Authors: Footer KHA, Park JN, Allen ST, Decker MR, Silberzahn BE, Huettner S, Galai N, Sherman SG.
Police-Related Correlates of Client-Perpetrated Violence Among Female Sex Workers in Baltimore City, Maryland.
Am J Public Health. 2019 Feb;109(2):289-295. doi: 10.2105/AJPH.2018.304809. Epub 2018 Dec 20. PMID: 30571295; PMCID: PMC6336048.
Objectives. To characterize interactions that female sex workers (FSWs) have with the police and explore associations with client-perpetrated violence.
Methods. Baseline data were collected April 2016 to January 2017 from 250 FSWs from the Sex Workers and Police Promoting Health in Risky Environments (SAPPHIRE) study based in Baltimore, Maryland.

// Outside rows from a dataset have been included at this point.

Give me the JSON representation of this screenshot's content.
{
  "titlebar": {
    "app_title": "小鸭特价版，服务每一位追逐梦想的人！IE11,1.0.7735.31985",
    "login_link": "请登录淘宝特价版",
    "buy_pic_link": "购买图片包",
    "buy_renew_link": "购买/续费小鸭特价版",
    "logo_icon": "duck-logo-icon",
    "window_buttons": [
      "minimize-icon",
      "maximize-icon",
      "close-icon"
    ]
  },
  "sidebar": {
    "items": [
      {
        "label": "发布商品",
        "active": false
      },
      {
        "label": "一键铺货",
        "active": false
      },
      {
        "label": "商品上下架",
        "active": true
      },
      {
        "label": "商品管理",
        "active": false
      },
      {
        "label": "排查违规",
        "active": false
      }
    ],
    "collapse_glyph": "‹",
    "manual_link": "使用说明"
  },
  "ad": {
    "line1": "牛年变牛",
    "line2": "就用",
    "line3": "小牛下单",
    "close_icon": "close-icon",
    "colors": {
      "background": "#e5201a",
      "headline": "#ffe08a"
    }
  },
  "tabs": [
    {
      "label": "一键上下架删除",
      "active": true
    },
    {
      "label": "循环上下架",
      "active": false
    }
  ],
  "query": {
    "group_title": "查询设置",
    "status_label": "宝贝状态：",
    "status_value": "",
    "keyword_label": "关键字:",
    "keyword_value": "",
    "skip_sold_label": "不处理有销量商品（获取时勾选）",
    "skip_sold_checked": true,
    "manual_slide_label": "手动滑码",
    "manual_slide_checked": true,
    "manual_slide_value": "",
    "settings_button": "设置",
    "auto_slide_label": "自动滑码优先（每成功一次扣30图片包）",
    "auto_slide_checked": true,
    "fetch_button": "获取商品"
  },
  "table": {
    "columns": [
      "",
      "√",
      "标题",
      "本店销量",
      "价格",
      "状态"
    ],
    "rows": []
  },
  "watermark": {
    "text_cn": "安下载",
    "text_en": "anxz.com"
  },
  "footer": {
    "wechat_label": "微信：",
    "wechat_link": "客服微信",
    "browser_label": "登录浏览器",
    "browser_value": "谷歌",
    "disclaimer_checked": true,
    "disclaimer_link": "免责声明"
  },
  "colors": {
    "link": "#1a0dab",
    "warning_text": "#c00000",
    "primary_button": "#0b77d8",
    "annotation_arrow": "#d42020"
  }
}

Interviewer-administered questionnaires captured different patrol or enforcement and abusive police encounters, experiences of client-perpetrated violence, and other risk factors, including drug use. We conducted bivariate and multivariable analysis in Stata/SE version 14.2 (StataCorp LP, College Station, TX).
Results. Of participants, 78% reported lifetime abusive police encounters, 41% reported daily or weekly encounters of any type. In the previous 3 months, 22% experienced client-perpetrated violence. Heroin users (70% of participants) reported more abusive encounters (2.5 vs 1.6; P < .001) and more client-perpetrated violence (26% vs 12%; P = .02) than others. In multivariable analysis, each additional type of abusive interaction was associated with 1.3 times (95% confidence interval [CI] = 1.1, 1.5) increased odds of client-perpetrated violence. For patrol or enforcement encounters, this value was 1.3 (95% CI = 1.0, 1.7).
Conclusions. Frequent exposures to abusive police practices appear to contribute to an environment where client-perpetrated violence is regularly experienced. For FSWs who inject drugs, police exposure and client-perpetrated violence appear amplified.